I'm still utterly in love with photography. Even though the reality of it punched me in the guts, telling me I can't make a living doing it in what I thought was the best city in the world.

But I'm no longer blinded by the pursuit of it.

I picked up a camera and shot a model yesterday. It was a work shoot but I got to art direct, produce, cast, and make it my own shoot. And, well, I'm off work now but still editing the photos. I can't help it. This is what I love to do more than anything in the world.

I'm so lucky to have found something I'm so passionate about. People go their entire lives not ever discovering a true passion. They have a career but they would never do it unpaid. They have hobbies but they're not consumed by it. How lucky I am to be hopelessly in love with photography and making art.

To create is to live twice.
— Albert Camus

I think what I love about photography the most is the innovation. My passion is fueled by inspiration and imagination, an idea in my head that I need to express in physical form. I love test shoots - getting to experiment with all sorts of subjects and unique beauties in any art direction I desire. I love art directing - styling fashion and creating the set. I love creating something new, something people have never seen before. I love challenging myself to create beauty out of the ordinary. Those are the shoots that make me happiest.

But I hate business. I hate commercial advertising. Photography is too special for me to sell out. To be "successful" as a photographer you make your way up, working with large teams and large scales and large shoots, which include art directors and stylists and set designers and people doing all the things I love to do. It includes reference boards and expectations and budget limitations. I don't want to be just a body clicking a shutter. 

In addition, you have to compete. (How can you compete in art?) Lower prices, better portfolio (super subjective), more school (puh-lease), and more connections (!!!) It's networking, producing, negotiating, comprising. Where is the art??!?

Furthermore, horror stories about what happens behind the scenes in the industry scares me. I don't want to work in an industry that preys on young people in both career-related and sexual harassment-inducing ways.
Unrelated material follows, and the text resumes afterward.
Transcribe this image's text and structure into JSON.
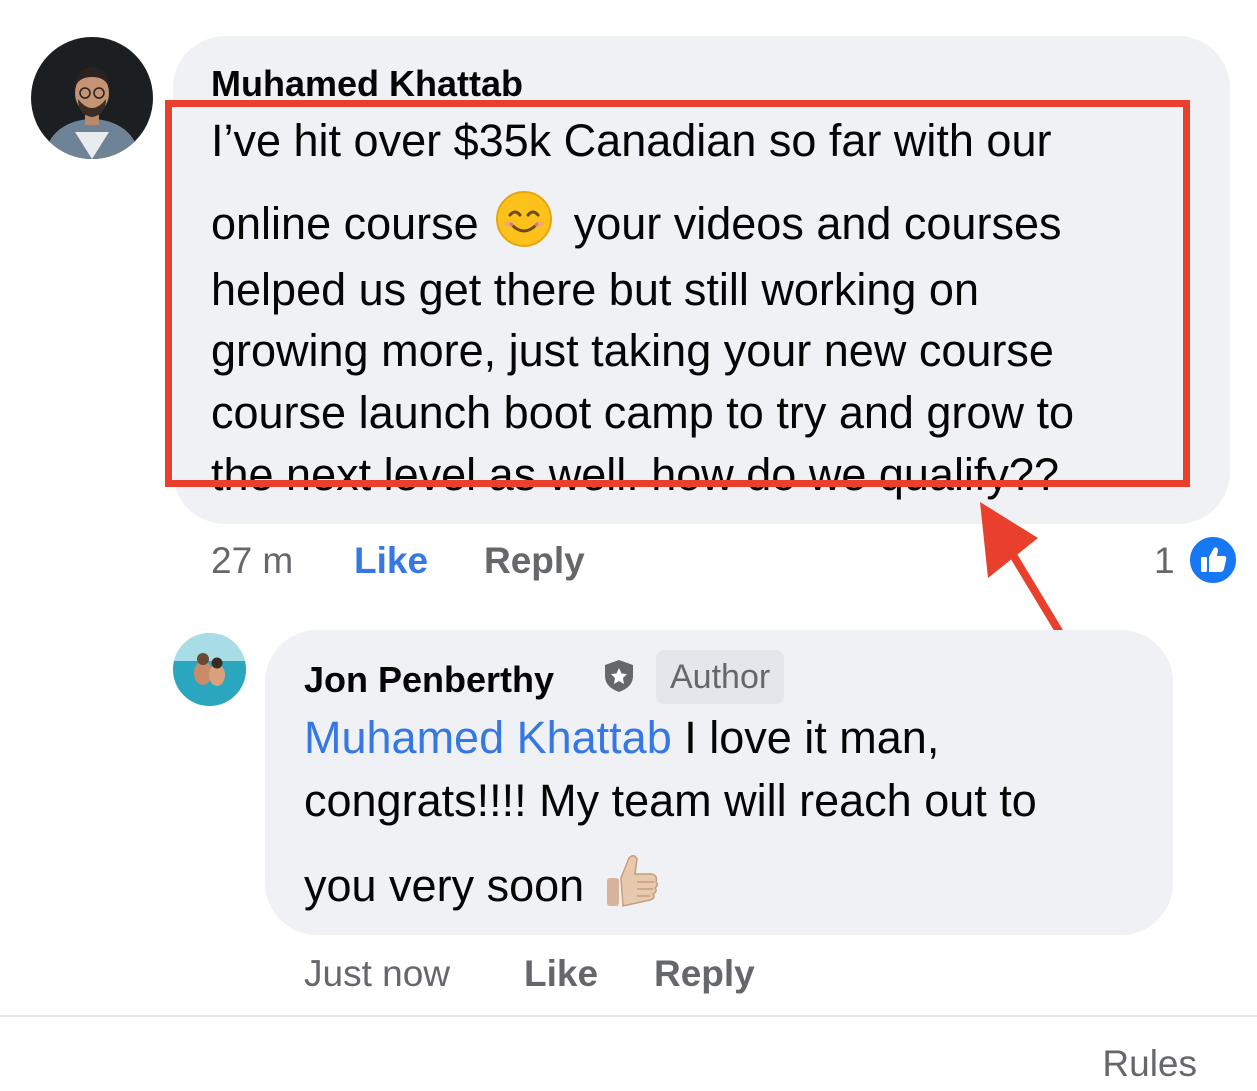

A quote from a BoF article reads "The problem goes much deeper than models and photographers. Powerful editors, stylists and casting directors are also known to routinely engage in sexual misconduct, exerting their positions of industry power to abuse young women and men who, much like those climbing the ranks in Hollywood, are often compelled to consent to their own exploitation for fear of losing out on career-enhancing jobs." 

Another op-ed article delves deeper into the Hollywood and fashion worlds, talking about the sexual nature in the marketing of fashion. It promotes a youth-driven hyper sexualized culture you must buy into to be a part of. In these creative industries, there are few rules and regulations, therefore allowing a powerful few to take advantage of everyone else for their own benefit. This volatile industry thrives on this culture.


When I got to New York, I was amazed by the options. So many photography rental companies and locations and resources and fashion. But I feel like my work didn't even come close to the work I did in SLO. Those hours slaving away in the tiny little Cal Poly Photo Department photo studio and driving to the sand dunes - that was magic. That was beyond ordinary, something different from anything people are used to. In New York, everyone shoots fashion. Everyone shoots bloggers and e-commerce and weird conceptual fashion and high-maintenance celebrities. It's all the same. Trends are established and followed, and quantity is emphasized over quality. There is a never-ending flow of new trends and new talents that rise fast but fall faster. You put yourself into the cycle that chews you up and spits you out. Is that worth it?

If I want to create good work for myself, I need to have limitations. Constraints make us more creative. It's the process that is thrilling and passion-fueling. So I'm back in California, chasing after a more mature, slightly more grown-up dream. Maybe photography isn't the career for me, but it's something better - it's my art.